(Beginning of DATASET EXCERPTS)

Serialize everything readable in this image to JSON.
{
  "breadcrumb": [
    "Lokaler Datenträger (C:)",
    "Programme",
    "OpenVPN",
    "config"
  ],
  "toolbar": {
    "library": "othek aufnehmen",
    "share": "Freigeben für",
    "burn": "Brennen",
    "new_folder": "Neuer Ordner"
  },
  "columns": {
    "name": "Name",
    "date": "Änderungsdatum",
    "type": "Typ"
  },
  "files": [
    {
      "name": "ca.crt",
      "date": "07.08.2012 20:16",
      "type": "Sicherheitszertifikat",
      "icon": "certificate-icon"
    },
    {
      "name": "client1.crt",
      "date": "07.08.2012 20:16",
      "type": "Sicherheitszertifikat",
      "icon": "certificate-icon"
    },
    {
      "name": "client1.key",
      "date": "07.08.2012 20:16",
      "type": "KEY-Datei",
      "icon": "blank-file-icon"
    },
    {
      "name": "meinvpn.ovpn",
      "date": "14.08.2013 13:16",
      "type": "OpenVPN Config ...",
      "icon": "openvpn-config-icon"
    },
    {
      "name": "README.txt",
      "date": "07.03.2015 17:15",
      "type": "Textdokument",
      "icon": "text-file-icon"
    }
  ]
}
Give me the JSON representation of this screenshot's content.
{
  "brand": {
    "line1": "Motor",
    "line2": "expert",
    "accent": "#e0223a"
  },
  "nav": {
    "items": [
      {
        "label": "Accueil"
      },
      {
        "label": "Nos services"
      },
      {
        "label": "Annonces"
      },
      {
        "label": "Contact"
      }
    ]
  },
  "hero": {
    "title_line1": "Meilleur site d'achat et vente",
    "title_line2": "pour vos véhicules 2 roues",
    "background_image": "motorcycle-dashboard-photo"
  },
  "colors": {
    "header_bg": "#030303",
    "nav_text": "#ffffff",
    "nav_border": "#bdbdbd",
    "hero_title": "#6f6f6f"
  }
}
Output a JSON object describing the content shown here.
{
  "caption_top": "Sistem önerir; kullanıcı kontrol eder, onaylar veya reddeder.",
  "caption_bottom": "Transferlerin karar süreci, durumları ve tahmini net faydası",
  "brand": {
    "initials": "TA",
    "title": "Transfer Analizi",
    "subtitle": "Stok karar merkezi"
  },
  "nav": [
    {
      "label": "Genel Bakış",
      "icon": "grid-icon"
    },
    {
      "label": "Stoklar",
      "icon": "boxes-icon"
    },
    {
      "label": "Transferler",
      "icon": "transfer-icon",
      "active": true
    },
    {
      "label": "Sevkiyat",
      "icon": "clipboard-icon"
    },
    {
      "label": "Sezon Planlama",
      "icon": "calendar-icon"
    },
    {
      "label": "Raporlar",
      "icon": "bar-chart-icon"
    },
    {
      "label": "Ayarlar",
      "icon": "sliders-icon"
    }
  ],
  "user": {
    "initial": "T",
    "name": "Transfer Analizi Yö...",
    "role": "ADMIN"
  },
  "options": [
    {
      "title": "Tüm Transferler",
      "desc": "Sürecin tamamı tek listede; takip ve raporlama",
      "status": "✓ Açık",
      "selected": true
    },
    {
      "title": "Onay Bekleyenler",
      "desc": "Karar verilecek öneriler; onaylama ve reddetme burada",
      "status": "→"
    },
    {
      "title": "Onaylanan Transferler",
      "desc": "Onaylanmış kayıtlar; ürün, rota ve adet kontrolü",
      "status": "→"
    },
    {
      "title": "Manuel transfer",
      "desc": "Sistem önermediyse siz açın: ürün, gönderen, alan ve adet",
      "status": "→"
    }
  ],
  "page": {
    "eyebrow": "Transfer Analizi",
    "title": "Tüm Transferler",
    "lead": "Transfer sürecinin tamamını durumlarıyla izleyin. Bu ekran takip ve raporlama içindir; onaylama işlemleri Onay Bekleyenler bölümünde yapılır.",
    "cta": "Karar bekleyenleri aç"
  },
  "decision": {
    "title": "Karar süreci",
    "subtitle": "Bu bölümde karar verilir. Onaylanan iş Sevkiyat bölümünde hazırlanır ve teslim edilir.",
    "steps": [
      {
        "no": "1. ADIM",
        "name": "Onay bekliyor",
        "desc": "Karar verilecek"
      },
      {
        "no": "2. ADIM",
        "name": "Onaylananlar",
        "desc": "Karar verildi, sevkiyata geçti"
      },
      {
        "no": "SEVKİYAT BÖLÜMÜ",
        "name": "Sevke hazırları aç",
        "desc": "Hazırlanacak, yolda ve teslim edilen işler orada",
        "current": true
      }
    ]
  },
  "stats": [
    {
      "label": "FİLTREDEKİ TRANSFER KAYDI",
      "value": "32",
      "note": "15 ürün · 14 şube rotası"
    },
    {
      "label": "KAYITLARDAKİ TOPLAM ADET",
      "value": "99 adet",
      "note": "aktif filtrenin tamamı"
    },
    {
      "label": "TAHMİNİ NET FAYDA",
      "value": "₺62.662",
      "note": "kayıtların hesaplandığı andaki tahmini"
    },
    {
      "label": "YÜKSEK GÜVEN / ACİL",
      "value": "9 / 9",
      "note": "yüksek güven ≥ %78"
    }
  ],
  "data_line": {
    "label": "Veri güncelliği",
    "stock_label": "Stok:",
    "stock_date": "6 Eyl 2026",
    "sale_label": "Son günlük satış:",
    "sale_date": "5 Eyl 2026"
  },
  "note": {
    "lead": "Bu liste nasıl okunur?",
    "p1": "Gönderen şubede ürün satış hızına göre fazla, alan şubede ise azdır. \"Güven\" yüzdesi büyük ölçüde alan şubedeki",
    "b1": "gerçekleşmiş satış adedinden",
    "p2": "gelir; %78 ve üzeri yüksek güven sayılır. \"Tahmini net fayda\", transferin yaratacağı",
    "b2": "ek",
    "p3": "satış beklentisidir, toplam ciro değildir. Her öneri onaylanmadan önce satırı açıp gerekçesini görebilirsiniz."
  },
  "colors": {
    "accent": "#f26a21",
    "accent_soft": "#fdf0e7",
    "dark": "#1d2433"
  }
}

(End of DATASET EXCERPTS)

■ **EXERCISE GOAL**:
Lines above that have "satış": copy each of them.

■ **ANSWER AREA**:
    "sale_label": "Son günlük satış:",
    "p1": "Gönderen şubede ürün satış hızına göre fazla, alan şubede ise azdır. \"Güven\" yüzdesi büyük ölçüde alan şubedeki",
    "b1": "gerçekleşmiş satış adedinden",
    "p3": "satış beklentisidir, toplam ciro değildir. Her öneri onaylanmadan önce satırı açıp gerekçesini görebilirsiniz."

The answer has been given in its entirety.